WHAT YOU ARE ASKED TO DO: Write the listing out again word for word. Pictures do not belong in the copy.

RECORDED DATA:
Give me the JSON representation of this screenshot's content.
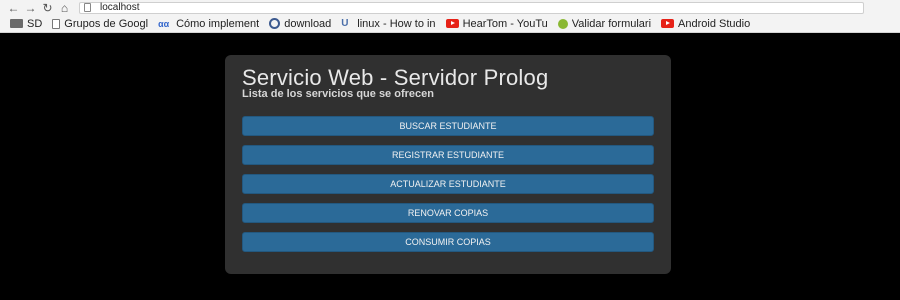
{
  "browser": {
    "url": "localhost",
    "bookmarks": [
      {
        "label": "SD",
        "icon": "folder-icon"
      },
      {
        "label": "Grupos de Googl",
        "icon": "page-icon"
      },
      {
        "label": "Cómo implement",
        "icon": "oa-site-icon"
      },
      {
        "label": "download",
        "icon": "site-icon"
      },
      {
        "label": "linux - How to in",
        "icon": "askubuntu-icon"
      },
      {
        "label": "HearTom - YouTu",
        "icon": "youtube-icon"
      },
      {
        "label": "Validar formulari",
        "icon": "green-dot-icon"
      },
      {
        "label": "Android Studio",
        "icon": "youtube-icon"
      }
    ]
  },
  "page": {
    "title": "Servicio Web - Servidor Prolog",
    "subtitle": "Lista de los servicios que se ofrecen",
    "buttons": [
      "BUSCAR ESTUDIANTE",
      "REGISTRAR ESTUDIANTE",
      "ACTUALIZAR ESTUDIANTE",
      "RENOVAR COPIAS",
      "CONSUMIR COPIAS"
    ],
    "button_color": "#2b6a98",
    "panel_color": "#303030"
  }
}
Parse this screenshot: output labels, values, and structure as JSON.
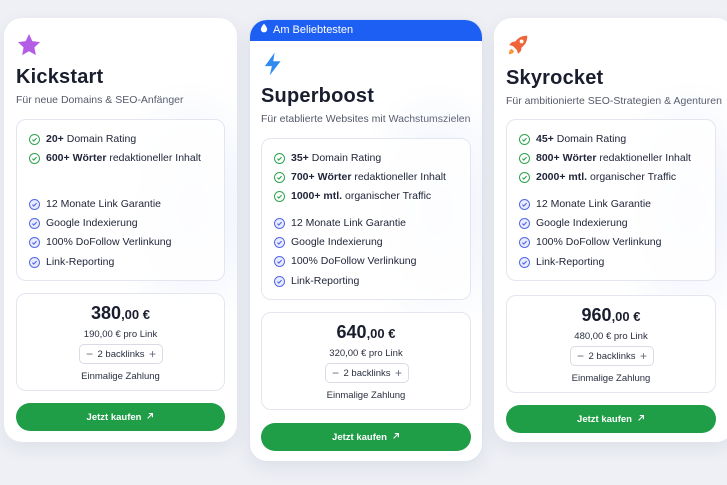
{
  "colors": {
    "accent_blue": "#1d5ff2",
    "buy_green": "#1f9d47",
    "check_green": "#2ea44f",
    "check_blue": "#5468e8"
  },
  "badge": {
    "label": "Am Beliebtesten",
    "icon": "drop-icon"
  },
  "plans": [
    {
      "icon": "star-icon",
      "name": "Kickstart",
      "subtitle": "Für neue Domains & SEO-Anfänger",
      "features_primary": [
        {
          "bold": "20+",
          "text": " Domain Rating"
        },
        {
          "bold": "600+ Wörter",
          "text": " redaktioneller Inhalt"
        }
      ],
      "features_secondary": [
        "12 Monate Link Garantie",
        "Google Indexierung",
        "100% DoFollow Verlinkung",
        "Link-Reporting"
      ],
      "price_main": "380",
      "price_dec": ",00 €",
      "per_link": "190,00 € pro Link",
      "stepper": {
        "minus": "−",
        "value": "2 backlinks",
        "plus": "+"
      },
      "payment": "Einmalige Zahlung",
      "button": "Jetzt kaufen",
      "button_icon": "arrow-up-right-icon"
    },
    {
      "icon": "lightning-icon",
      "name": "Superboost",
      "subtitle": "Für etablierte Websites mit Wachstumszielen",
      "features_primary": [
        {
          "bold": "35+",
          "text": " Domain Rating"
        },
        {
          "bold": "700+ Wörter",
          "text": " redaktioneller Inhalt"
        },
        {
          "bold": "1000+ mtl.",
          "text": " organischer Traffic"
        }
      ],
      "features_secondary": [
        "12 Monate Link Garantie",
        "Google Indexierung",
        "100% DoFollow Verlinkung",
        "Link-Reporting"
      ],
      "price_main": "640",
      "price_dec": ",00 €",
      "per_link": "320,00 € pro Link",
      "stepper": {
        "minus": "−",
        "value": "2 backlinks",
        "plus": "+"
      },
      "payment": "Einmalige Zahlung",
      "button": "Jetzt kaufen",
      "button_icon": "arrow-up-right-icon"
    },
    {
      "icon": "rocket-icon",
      "name": "Skyrocket",
      "subtitle": "Für ambitionierte SEO-Strategien & Agenturen",
      "features_primary": [
        {
          "bold": "45+",
          "text": " Domain Rating"
        },
        {
          "bold": "800+ Wörter",
          "text": " redaktioneller Inhalt"
        },
        {
          "bold": "2000+ mtl.",
          "text": " organischer Traffic"
        }
      ],
      "features_secondary": [
        "12 Monate Link Garantie",
        "Google Indexierung",
        "100% DoFollow Verlinkung",
        "Link-Reporting"
      ],
      "price_main": "960",
      "price_dec": ",00 €",
      "per_link": "480,00 € pro Link",
      "stepper": {
        "minus": "−",
        "value": "2 backlinks",
        "plus": "+"
      },
      "payment": "Einmalige Zahlung",
      "button": "Jetzt kaufen",
      "button_icon": "arrow-up-right-icon"
    }
  ]
}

RESPONSE:
Give me the JSON representation of this screenshot's content.
{
  "browser": {
    "url": "localhost",
    "bookmarks": [
      {
        "label": "SD",
        "icon": "folder-icon"
      },
      {
        "label": "Grupos de Googl",
        "icon": "page-icon"
      },
      {
        "label": "Cómo implement",
        "icon": "oa-site-icon"
      },
      {
        "label": "download",
        "icon": "site-icon"
      },
      {
        "label": "linux - How to in",
        "icon": "askubuntu-icon"
      },
      {
        "label": "HearTom - YouTu",
        "icon": "youtube-icon"
      },
      {
        "label": "Validar formulari",
        "icon": "green-dot-icon"
      },
      {
        "label": "Android Studio",
        "icon": "youtube-icon"
      }
    ]
  },
  "page": {
    "title": "Servicio Web - Servidor Prolog",
    "subtitle": "Lista de los servicios que se ofrecen",
    "buttons": [
      "BUSCAR ESTUDIANTE",
      "REGISTRAR ESTUDIANTE",
      "ACTUALIZAR ESTUDIANTE",
      "RENOVAR COPIAS",
      "CONSUMIR COPIAS"
    ],
    "button_color": "#2b6a98",
    "panel_color": "#303030"
  }
}
Parse this screenshot: output labels, values, and structure as JSON.
{
  "colors": {
    "accent_blue": "#1d5ff2",
    "buy_green": "#1f9d47",
    "check_green": "#2ea44f",
    "check_blue": "#5468e8"
  },
  "badge": {
    "label": "Am Beliebtesten",
    "icon": "drop-icon"
  },
  "plans": [
    {
      "icon": "star-icon",
      "name": "Kickstart",
      "subtitle": "Für neue Domains & SEO-Anfänger",
      "features_primary": [
        {
          "bold": "20+",
          "text": " Domain Rating"
        },
        {
          "bold": "600+ Wörter",
          "text": " redaktioneller Inhalt"
        }
      ],
      "features_secondary": [
        "12 Monate Link Garantie",
        "Google Indexierung",
        "100% DoFollow Verlinkung",
        "Link-Reporting"
      ],
      "price_main": "380",
      "price_dec": ",00 €",
      "per_link": "190,00 € pro Link",
      "stepper": {
        "minus": "−",
        "value": "2 backlinks",
        "plus": "+"
      },
      "payment": "Einmalige Zahlung",
      "button": "Jetzt kaufen",
      "button_icon": "arrow-up-right-icon"
    },
    {
      "icon": "lightning-icon",
      "name": "Superboost",
      "subtitle": "Für etablierte Websites mit Wachstumszielen",
      "features_primary": [
        {
          "bold": "35+",
          "text": " Domain Rating"
        },
        {
          "bold": "700+ Wörter",
          "text": " redaktioneller Inhalt"
        },
        {
          "bold": "1000+ mtl.",
          "text": " organischer Traffic"
        }
      ],
      "features_secondary": [
        "12 Monate Link Garantie",
        "Google Indexierung",
        "100% DoFollow Verlinkung",
        "Link-Reporting"
      ],
      "price_main": "640",
      "price_dec": ",00 €",
      "per_link": "320,00 € pro Link",
      "stepper": {
        "minus": "−",
        "value": "2 backlinks",
        "plus": "+"
      },
      "payment": "Einmalige Zahlung",
      "button": "Jetzt kaufen",
      "button_icon": "arrow-up-right-icon"
    },
    {
      "icon": "rocket-icon",
      "name": "Skyrocket",
      "subtitle": "Für ambitionierte SEO-Strategien & Agenturen",
      "features_primary": [
        {
          "bold": "45+",
          "text": " Domain Rating"
        },
        {
          "bold": "800+ Wörter",
          "text": " redaktioneller Inhalt"
        },
        {
          "bold": "2000+ mtl.",
          "text": " organischer Traffic"
        }
      ],
      "features_secondary": [
        "12 Monate Link Garantie",
        "Google Indexierung",
        "100% DoFollow Verlinkung",
        "Link-Reporting"
      ],
      "price_main": "960",
      "price_dec": ",00 €",
      "per_link": "480,00 € pro Link",
      "stepper": {
        "minus": "−",
        "value": "2 backlinks",
        "plus": "+"
      },
      "payment": "Einmalige Zahlung",
      "button": "Jetzt kaufen",
      "button_icon": "arrow-up-right-icon"
    }
  ]
}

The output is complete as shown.